In what was called a ‘divine comedy’ by film historian and critic Dr. Inga Karetnikova, Piu Piu takes us through her own inferno, her purgatory and, ultimately, into paradise.
EN: The book contains wonderfully written scenes of altered states of consciousness and meditative states. Can you talk about your experience or practice that guided your writing?
BG: Born in Namibia, just a few miles away from the Spitzkoppe, I was fascinated by the San, the oldest tribe in southern Africa. They are widely known for their rock paintings, which was a way for the medicine man to honor the sacredness of the animal spirit and to harness its essence. I resonated with their love and respect for the earth and the animal kingdom right away. But what really fascinated me was their metaphoric storytelling and how they slipped away into an altered state of consciousness during their ritual, the ‘trance dance’.
I knew that it was something I wanted to explore.
“Africa’s rock art is the common heritage of all Africans, but it is more than that. It is the common heritage of humanity.” ~ Nelson Mandela
Did the absence of fear in a young child ever surprise you?
My parents caught me many times when I walked right off into the sea. Hat, dress and shoes. As I grew older, I was in the sea almost daily, sometimes with wild dolphins playing around us in the waves, often followed by sharks. I still remember that dark and stormy day when a giant wave crushed me onto the ocean floor. A strong current sucked me further and further away. The inevitable happened. Within an instant, the thundering rush gave way to silence and a sudden lightness of being. I found myself within an endless realm of light, that felt familiar: “Ah, that’s where I am.”
Well, it wasn’t my time to cut the silver cord. There was a reason for me to return. A wave laid me gently on the beach at the feet of my terrified mom. So, here I am.

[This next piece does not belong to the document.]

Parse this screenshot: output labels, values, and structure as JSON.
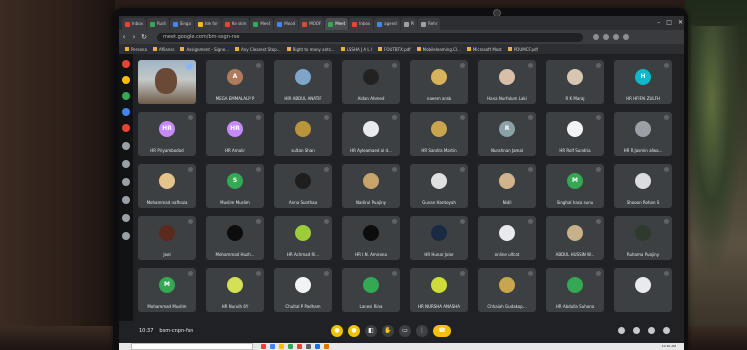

The gift of that NDE was my absolute certainty that there is a loving, eternal connection with what I call Consciousness on the ‘other side of the veil’. We all have access to it in dreams, meditation, prayer, the vibrational power of pure intent and during moments of pure ecstasy. We come from it . . . We evolve back towards it . . . Life after life after life . . .

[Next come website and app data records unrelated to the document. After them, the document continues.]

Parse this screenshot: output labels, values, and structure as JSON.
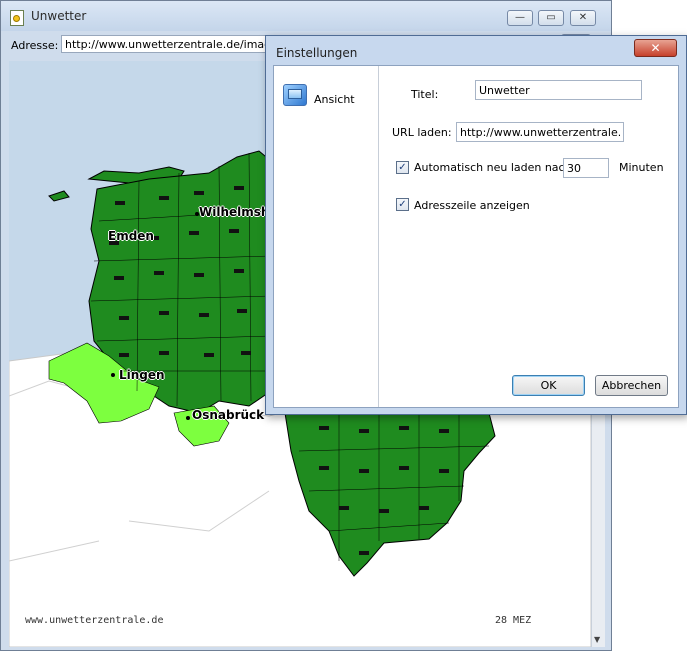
{
  "window": {
    "title": "Unwetter",
    "controls": {
      "minimize": "—",
      "maximize": "▭",
      "close": "✕"
    }
  },
  "address_bar": {
    "label": "Adresse:",
    "value": "http://www.unwetterzentrale.de/images/m"
  },
  "map": {
    "cities": [
      "Emden",
      "Wilhelmshav",
      "Lingen",
      "Osnabrück"
    ],
    "footer_left": "www.unwetterzentrale.de",
    "footer_right": "28 MEZ",
    "colors": {
      "sea": "#c5d8ea",
      "region_dark": "#1f8b1f",
      "region_light": "#7dff3f",
      "border": "#000000"
    }
  },
  "dialog": {
    "title": "Einstellungen",
    "close_symbol": "✕",
    "sidebar": {
      "items": [
        {
          "label": "Ansicht",
          "icon": "view-window-icon"
        }
      ]
    },
    "form": {
      "title_label": "Titel:",
      "title_value": "Unwetter",
      "url_label": "URL laden:",
      "url_value": "http://www.unwetterzentrale.de/ir",
      "auto_reload_label": "Automatisch neu laden nach",
      "auto_reload_checked": true,
      "reload_minutes": "30",
      "minutes_unit": "Minuten",
      "show_address_label": "Adresszeile anzeigen",
      "show_address_checked": true
    },
    "buttons": {
      "ok": "OK",
      "cancel": "Abbrechen"
    }
  }
}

My path was laid out for me . . .
Story telling – in words and/or pictures – became the defining factor of my professional life, interwoven with my continuous search to heal, free and lift the vibration of body, mind and soul. It led me to practices like Zen meditation, Kriya yoga, the way of the shaman, spiritual healing techniques, clinical hypnosis, past life regression . . . amongst other paths.
There was one crucial incident, however, that really shifted my understanding. It happened during my academic training in Paris, when an old man suffering from excruciating pain and abandoned by his family, died in my arms, begging for spiritual help during his passing.
When I saw the dreaded transformation unfold before my own eyes during that communion, my perception truly changed. No matter how peaceful or traumatic the situation, what other loved ones reflected during their final surrender was a sense of release, peace and completion. Recognizing the immortality of their spiritual dimension, they knew again who they were and, gracefully, ascended into Light.
All this inspired me to write this story, not only but also for those who might need it most: the baby boomer generation, which faces its own mortality. I’m one myself; I know how it feels. Life’s fast pace and personal fears may have kept many from addressing the most important existential questions. As a result, fear – in its many hidden expressions – not only wreaks havoc with our health, our mental wellbeing and happiness, but can bring us even to the point of fearing the light. Let’s not allow that to happen!
In her very last moments, Piu Piu turns around and changes the course.
It’s never too late!
“We shall not cease from exploration, and the end of all our exploring will be to arrive where we started and know the place for the first time.” ~ T. S. Elliot